If you aren’t familiar with perspective correction, it basically means adjusting the image so that lines that are parallel in the real world stay parallel in the image. Your eye and mind are very good at “perceiving” parallel lines, but cameras can’t do that, so anytime you are not pointed directly at the main plane of an object (such as directly above a piece of paper), the perspective won’t be ideal. These images give you a quick idea of what this means.
In the left image the sides of the building seem to slant towards the upper middle portion of the picture. When viewing the actual scenery your mind knows that the sides of the building go straight up and it perceives it that way. To make the snapshot show what your mind perceives you need to do a bit of correction. You’ll then end up with the image on the right.
It almost looks as if the camera was moved up in to the sky so it is sitting right in the middle of the building. This is a correction to the perspective (or view).
Can you do that on the iPhone/iPad? In an email exchange with the developer of the Image Straightener and Image Blender apps (both superb apps) he pointed me towards JotNot Scanner. This app is for the iPhone (runs fine on my iPad 2) in the business/productivity category, but it turns out it is useful in photography.
When JotNot starts up you have some basic options. Since this will be your first image you can just click on the camera or album icon in the lower right corner of the initial screen. I then chose to import the picture that was taken with my iPhone 4S.
After you import the image, JotNot will try to guess the edges of your picture as if it was trying to fix the perspective of a piece of paper, so the initial settings are often far from what you want, but no need to worry.
First, before continuing, click on the Settings icon near the lower right corner (the icon that looks like a gear). Then, be sure to select the “No enhancement” option, and also turn the contrast all the way down (this seemed to work for me, rather than leaving it in the middle). If you scroll down a bit further there is a file size and JPEG quality option. You can slide those to the maximum value to make sure you keep as many pixels as you can.
You will now want to drag the corners around so that horizontal and vertical lines within the image line up with the edges of the shape you are making. The best way to do that is try to get the blue grid lines to line up with things that should be parallel in your photo.
In the left photo above I primarily made use of the vertical grid lines. The line on the furthest right lines up pretty well with the street sign which I know goes straight up from the ground. The blue vertical line in the middle seemed well aligned, since it runs along with the tall gas station sign.
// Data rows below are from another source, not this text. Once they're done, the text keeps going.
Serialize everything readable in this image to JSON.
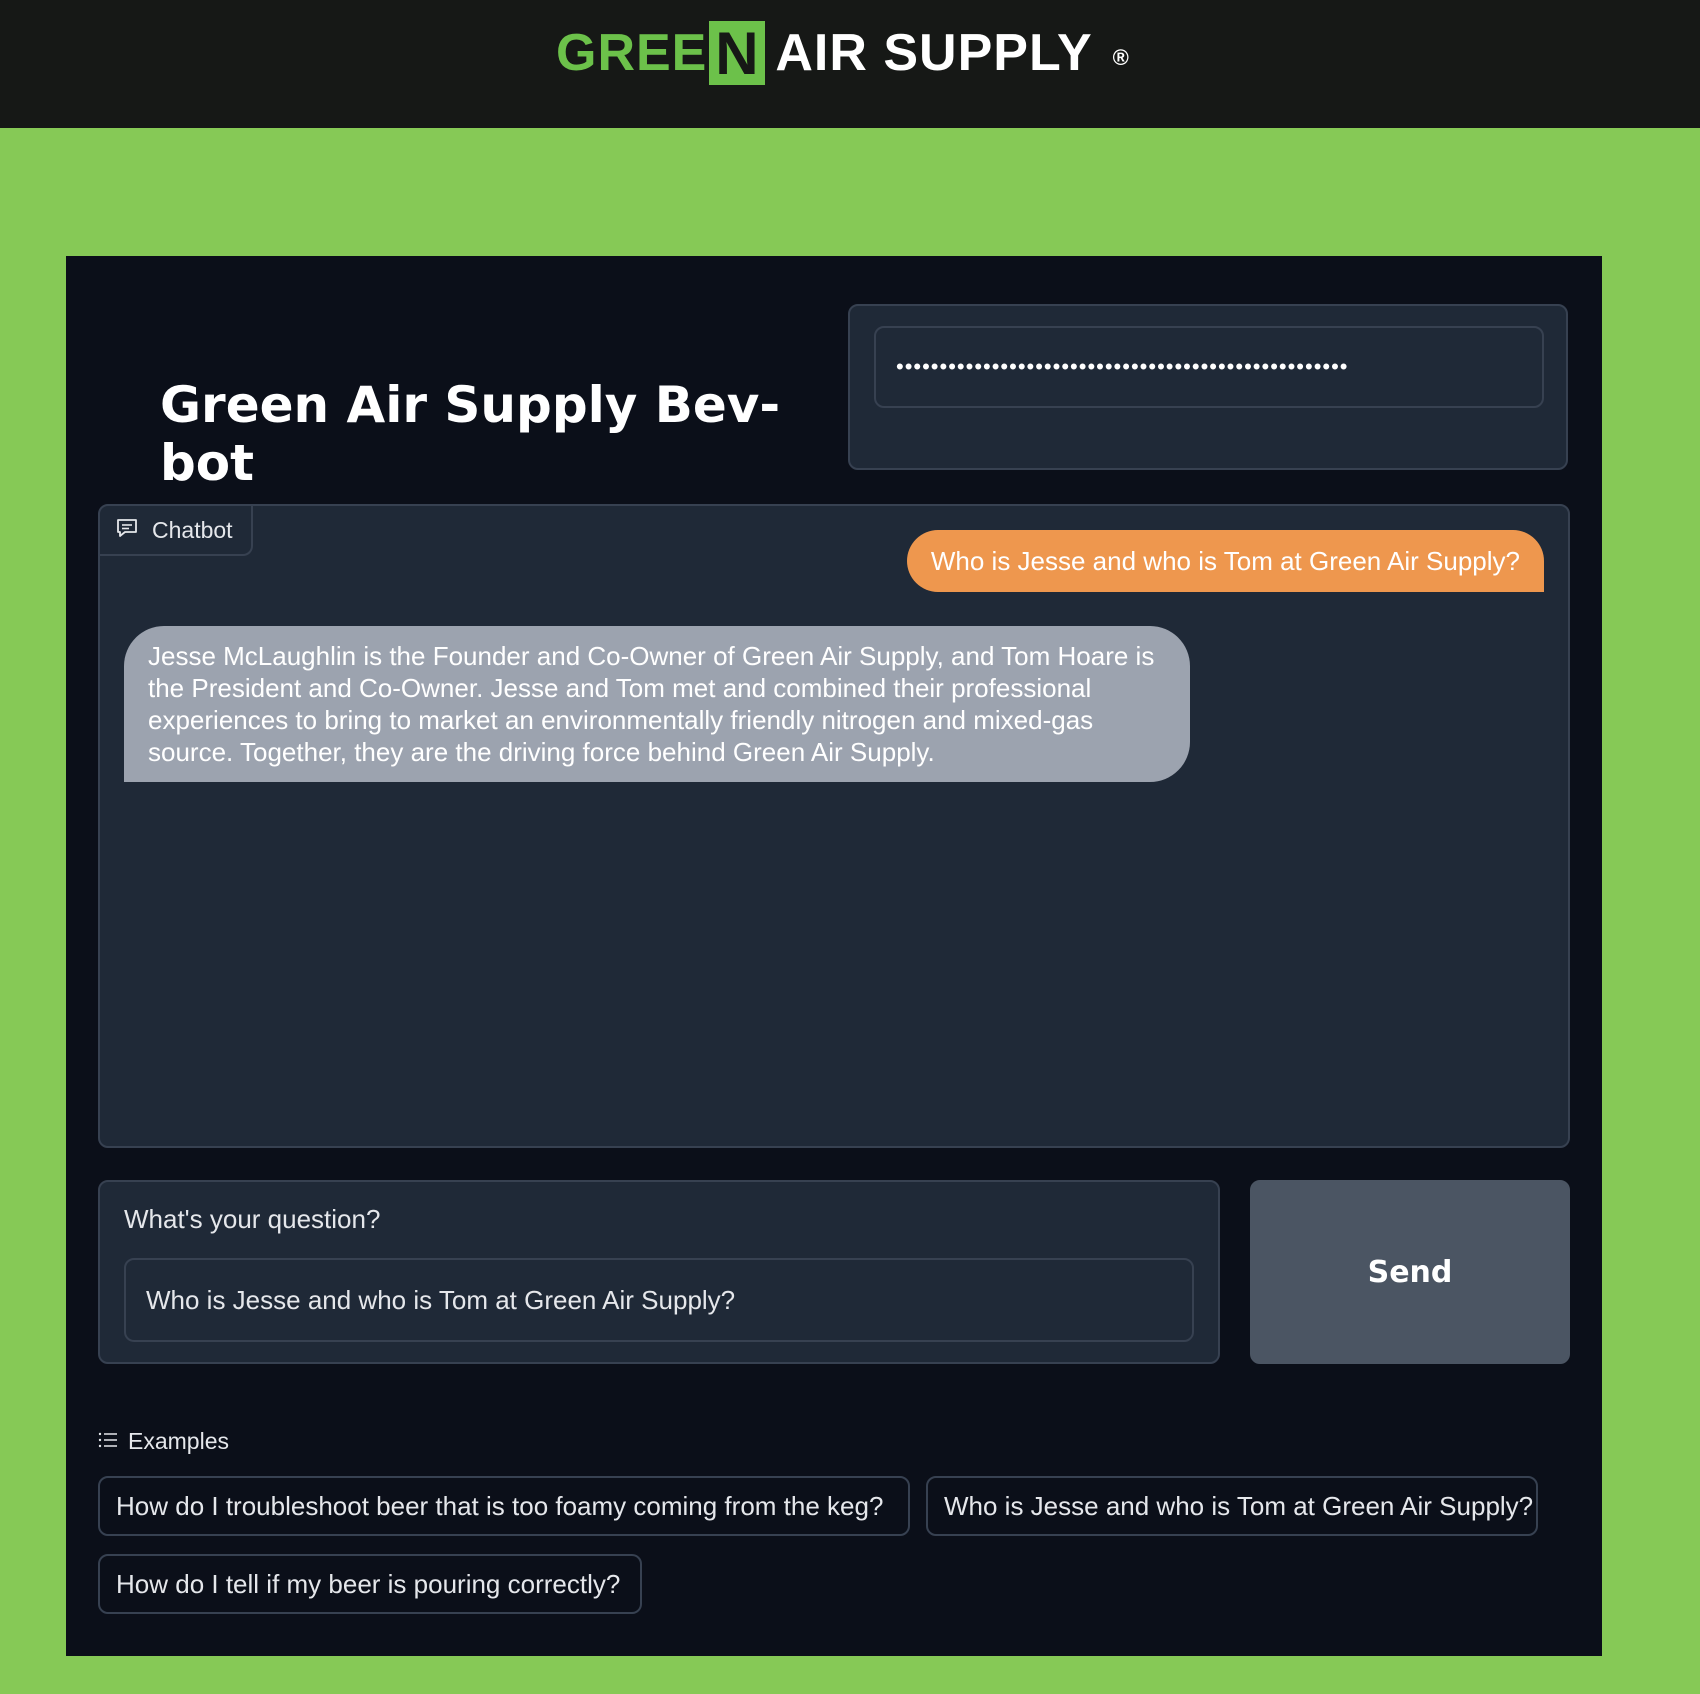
{
  "header": {
    "logo_green": "GREE",
    "logo_n": "N",
    "logo_white": "AIR SUPPLY",
    "logo_reg": "®"
  },
  "app": {
    "title": "Green Air Supply Bev-bot",
    "password_value": "••••••••••••••••••••••••••••••••••••••••••••••••••••"
  },
  "chatbot": {
    "label": "Chatbot",
    "messages": [
      {
        "role": "user",
        "text": "Who is Jesse and who is Tom at Green Air Supply?"
      },
      {
        "role": "bot",
        "text": "Jesse McLaughlin is the Founder and Co-Owner of Green Air Supply, and Tom Hoare is the President and Co-Owner. Jesse and Tom met and combined their professional experiences to bring to market an environmentally friendly nitrogen and mixed-gas source. Together, they are the driving force behind Green Air Supply."
      }
    ]
  },
  "question": {
    "label": "What's your question?",
    "value": "Who is Jesse and who is Tom at Green Air Supply?"
  },
  "send_label": "Send",
  "examples": {
    "label": "Examples",
    "items": [
      "How do I troubleshoot beer that is too foamy coming from the keg?",
      "Who is Jesse and who is Tom at Green Air Supply?",
      "How do I tell if my beer is pouring correctly?"
    ]
  },
  "colors": {
    "brand_green": "#86c956",
    "user_bubble": "#ee974e",
    "bot_bubble": "#9ca3af"
  }
}
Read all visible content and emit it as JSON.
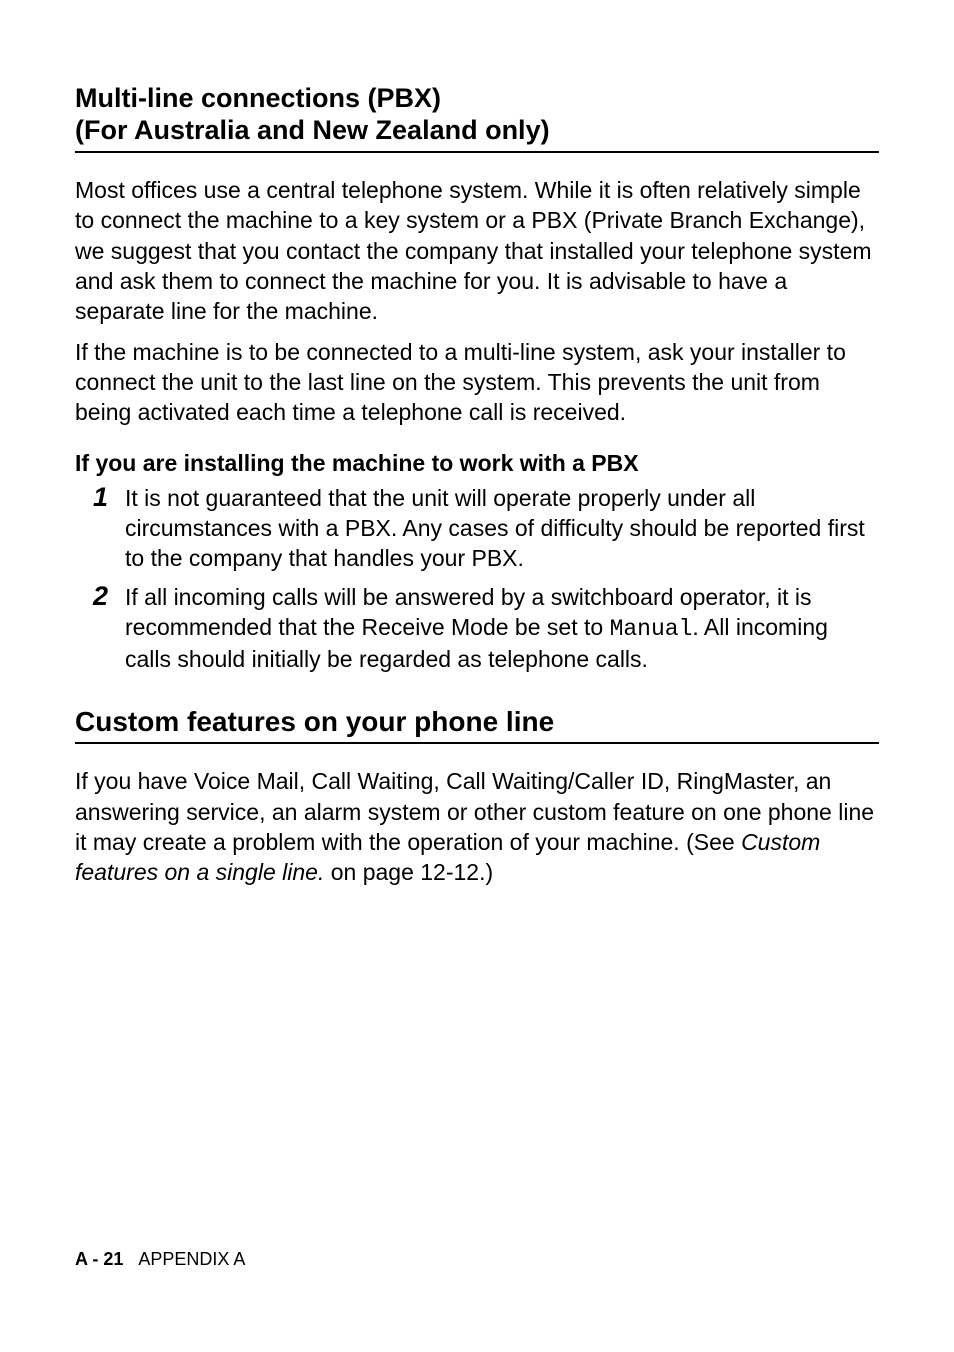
{
  "heading1_line1": "Multi-line connections (PBX)",
  "heading1_line2": "(For Australia and New Zealand only)",
  "para1": "Most offices use a central telephone system. While it is often relatively simple to connect the machine to a key system or a PBX (Private Branch Exchange), we suggest that you contact the company that installed your telephone system and ask them to connect the machine for you. It is advisable to have a separate line for the machine.",
  "para2": "If the machine is to be connected to a multi-line system, ask your installer to connect the unit to the last line on the system. This prevents the unit from being activated each time a telephone call is received.",
  "sub_heading": "If you are installing the machine to work with a PBX",
  "list": {
    "num1": "1",
    "text1": "It is not guaranteed that the unit will operate properly under all circumstances with a PBX. Any cases of difficulty should be reported first to the company that handles your PBX.",
    "num2": "2",
    "text2a": "If all incoming calls will be answered by a switchboard operator, it is recommended that the Receive Mode be set to ",
    "text2_mono": "Manual",
    "text2b": ". All incoming calls should initially be regarded as telephone calls."
  },
  "heading2": "Custom features on your phone line",
  "para3a": "If you have Voice Mail, Call Waiting, Call Waiting/Caller ID, RingMaster, an answering service, an alarm system or other custom feature on one phone line it may create a problem with the operation of your machine. (See ",
  "para3_italic": "Custom features on a single line.",
  "para3b": " on page 12-12.)",
  "footer_page": "A - 21",
  "footer_label": "APPENDIX A"
}
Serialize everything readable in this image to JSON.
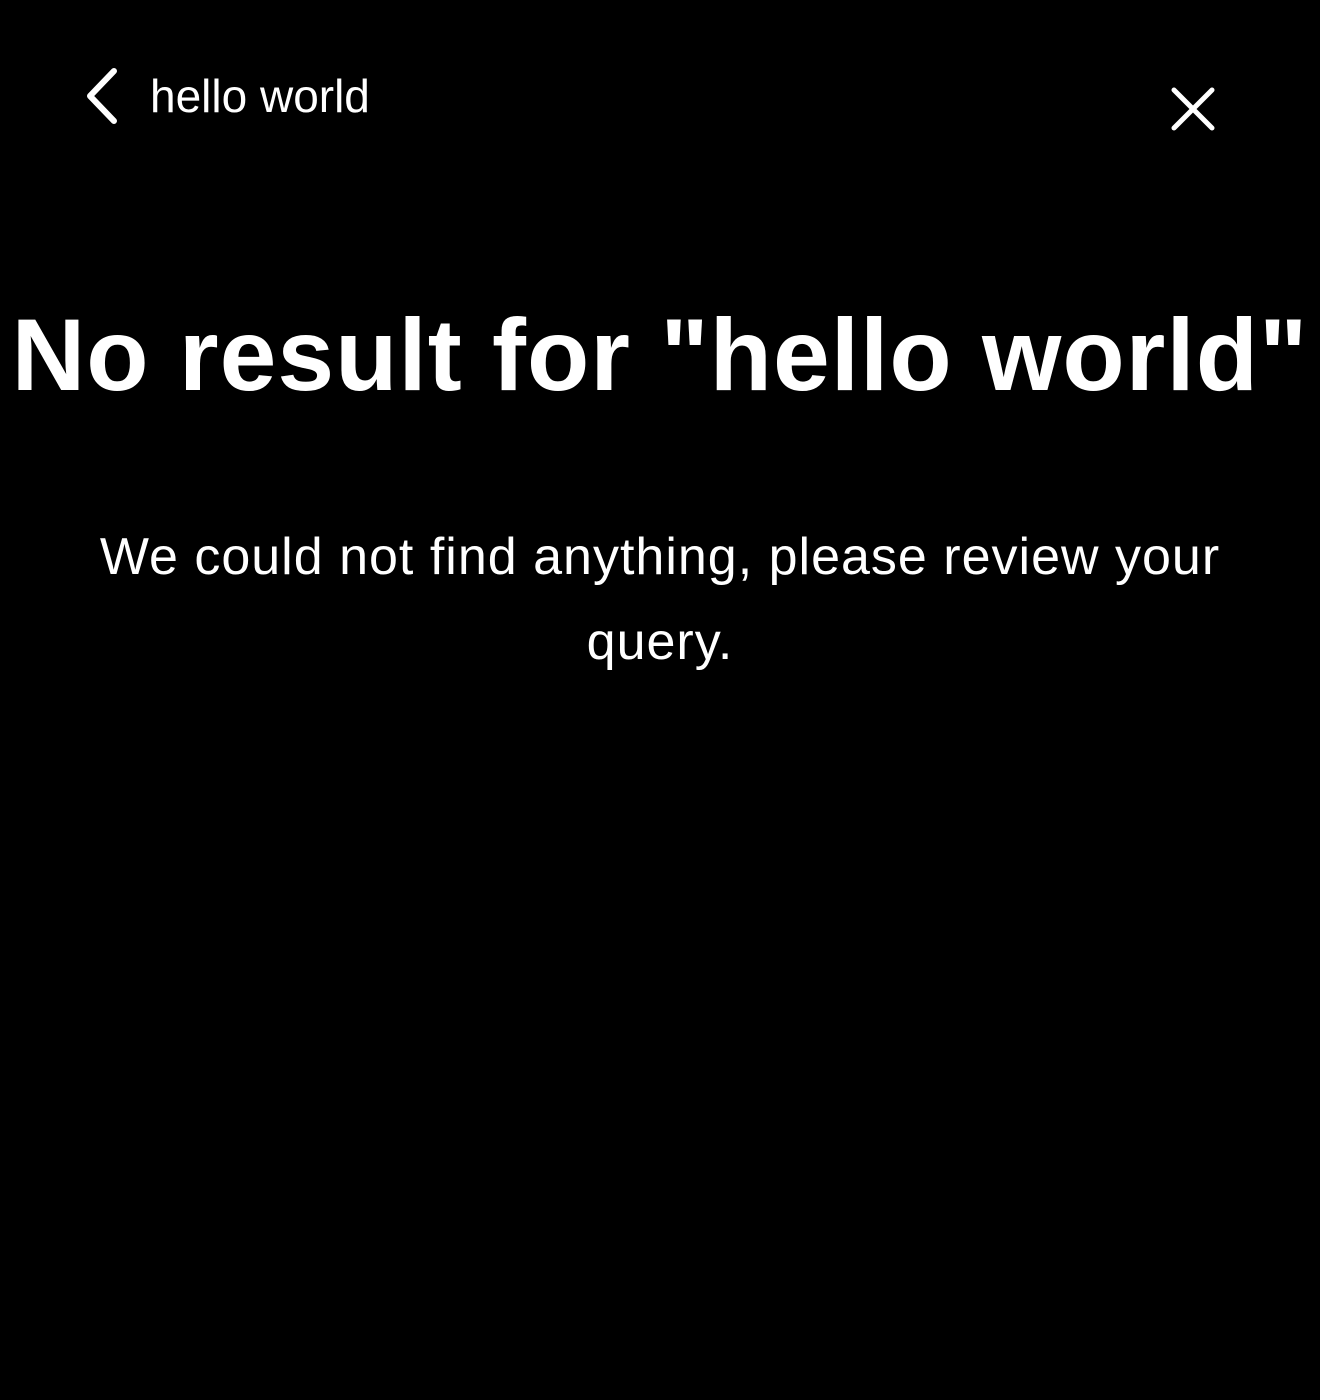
{
  "header": {
    "back_icon": "chevron-left-icon",
    "query": "hello world",
    "close_icon": "close-icon"
  },
  "empty_state": {
    "title": "No result for \"hello world\"",
    "message": "We could not find anything, please review your query."
  },
  "colors": {
    "background": "#000000",
    "text": "#ffffff"
  }
}
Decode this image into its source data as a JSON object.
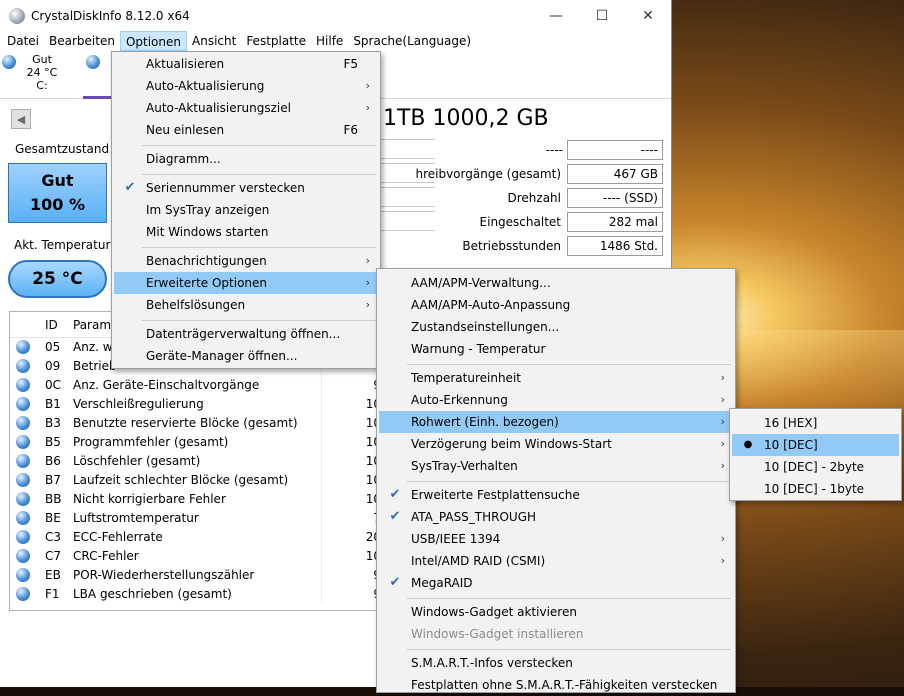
{
  "window": {
    "title": "CrystalDiskInfo 8.12.0 x64",
    "controls": {
      "minimize": "—",
      "maximize": "☐",
      "close": "✕"
    }
  },
  "menubar": [
    "Datei",
    "Bearbeiten",
    "Optionen",
    "Ansicht",
    "Festplatte",
    "Hilfe",
    "Sprache(Language)"
  ],
  "disk": {
    "status": "Gut",
    "temp": "24 °C",
    "letter": "C:"
  },
  "model": "1TB 1000,2 GB",
  "info": [
    {
      "key": "",
      "value": "----",
      "extra": "----"
    },
    {
      "key": "hreibvorgänge (gesamt)",
      "value": "467 GB"
    },
    {
      "key": "Drehzahl",
      "value": "---- (SSD)"
    },
    {
      "key": "Eingeschaltet",
      "value": "282 mal"
    },
    {
      "key": "Betriebsstunden",
      "value": "1486 Std."
    }
  ],
  "health": {
    "label": "Gesamtzustand",
    "status": "Gut",
    "percent": "100 %"
  },
  "temperature": {
    "label": "Akt. Temperatur",
    "value": "25 °C"
  },
  "table": {
    "col_id": "ID",
    "col_name": "Parame",
    "rows": [
      {
        "id": "05",
        "name": "Anz. wi",
        "val": ""
      },
      {
        "id": "09",
        "name": "Betrieb",
        "val": ""
      },
      {
        "id": "0C",
        "name": "Anz. Geräte-Einschaltvorgänge",
        "val": "9"
      },
      {
        "id": "B1",
        "name": "Verschleißregulierung",
        "val": "10"
      },
      {
        "id": "B3",
        "name": "Benutzte reservierte Blöcke (gesamt)",
        "val": "10"
      },
      {
        "id": "B5",
        "name": "Programmfehler (gesamt)",
        "val": "10"
      },
      {
        "id": "B6",
        "name": "Löschfehler (gesamt)",
        "val": "10"
      },
      {
        "id": "B7",
        "name": "Laufzeit schlechter Blöcke (gesamt)",
        "val": "10"
      },
      {
        "id": "BB",
        "name": "Nicht korrigierbare Fehler",
        "val": "10"
      },
      {
        "id": "BE",
        "name": "Luftstromtemperatur",
        "val": "7"
      },
      {
        "id": "C3",
        "name": "ECC-Fehlerrate",
        "val": "20"
      },
      {
        "id": "C7",
        "name": "CRC-Fehler",
        "val": "10"
      },
      {
        "id": "EB",
        "name": "POR-Wiederherstellungszähler",
        "val": "9"
      },
      {
        "id": "F1",
        "name": "LBA geschrieben (gesamt)",
        "val": "9"
      }
    ]
  },
  "options_menu": [
    {
      "label": "Aktualisieren",
      "shortcut": "F5"
    },
    {
      "label": "Auto-Aktualisierung",
      "arrow": "›"
    },
    {
      "label": "Auto-Aktualisierungsziel",
      "arrow": "›"
    },
    {
      "label": "Neu einlesen",
      "shortcut": "F6"
    },
    {
      "label": "Diagramm..."
    },
    {
      "label": "Seriennummer verstecken",
      "check": "✔"
    },
    {
      "label": "Im SysTray anzeigen"
    },
    {
      "label": "Mit Windows starten"
    },
    {
      "label": "Benachrichtigungen",
      "arrow": "›"
    },
    {
      "label": "Erweiterte Optionen",
      "arrow": "›"
    },
    {
      "label": "Behelfslösungen",
      "arrow": "›"
    },
    {
      "label": "Datenträgerverwaltung öffnen..."
    },
    {
      "label": "Geräte-Manager öffnen..."
    }
  ],
  "advanced_menu": [
    {
      "label": "AAM/APM-Verwaltung..."
    },
    {
      "label": "AAM/APM-Auto-Anpassung"
    },
    {
      "label": "Zustandseinstellungen..."
    },
    {
      "label": "Warnung - Temperatur"
    },
    {
      "label": "Temperatureinheit",
      "arrow": "›"
    },
    {
      "label": "Auto-Erkennung",
      "arrow": "›"
    },
    {
      "label": "Rohwert (Einh. bezogen)",
      "arrow": "›"
    },
    {
      "label": "Verzögerung beim Windows-Start",
      "arrow": "›"
    },
    {
      "label": "SysTray-Verhalten",
      "arrow": "›"
    },
    {
      "label": "Erweiterte Festplattensuche",
      "check": "✔"
    },
    {
      "label": "ATA_PASS_THROUGH",
      "check": "✔"
    },
    {
      "label": "USB/IEEE 1394",
      "arrow": "›"
    },
    {
      "label": "Intel/AMD RAID (CSMI)",
      "arrow": "›"
    },
    {
      "label": "MegaRAID",
      "check": "✔"
    },
    {
      "label": "Windows-Gadget aktivieren"
    },
    {
      "label": "Windows-Gadget installieren"
    },
    {
      "label": "S.M.A.R.T.-Infos verstecken"
    },
    {
      "label": "Festplatten ohne S.M.A.R.T.-Fähigkeiten verstecken"
    }
  ],
  "raw_menu": [
    {
      "label": "16 [HEX]"
    },
    {
      "label": "10 [DEC]",
      "bullet": "●"
    },
    {
      "label": "10 [DEC] - 2byte"
    },
    {
      "label": "10 [DEC] - 1byte"
    }
  ]
}
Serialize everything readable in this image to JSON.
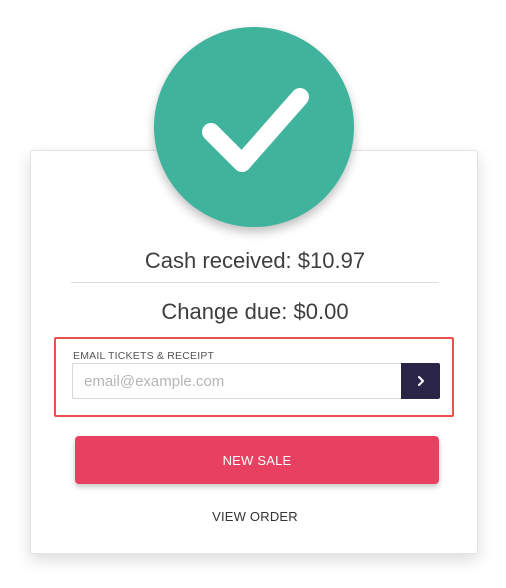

And although it is hard to see, there was another blue vertical line which runs runs through the phone pole on the left side of the photo.
Here are the initial and final images for comparison. In this particular case you don’t immediately see a large difference (such as you can with the buildings at the start of this post), so I posted an overlay comparison below these. I lined up the base of the gas station sign as a reference point.
While using JotNot I noticed that you can drag the corners beyond the edge of your picture. If you do this, you’ll end up with white being filled in around the image. I also learned that you don’t have to be very accurate when trying to “grab” a corner point. The app will just grab the nearest corner point and you will then be dragging that one.
JotNot Scanner is free (ad-based) and can be downloaded on iTunes. That is the version I used. There are several other versions of JotNot which cost a few bucks. There is a YouTube video from the developer showing some ways it can be used.
* There are two other apps I can think of that I’ve used for perspective correction. PhotoFactory allows you to do correction, but it tends to crash a lot, and has a few GUI issues. FrontView is another one geared towards perspective correction, but has significant GUI issues which cause you to lose large parts of your image. Neither has the grid overlay which is very helpful when doing correction.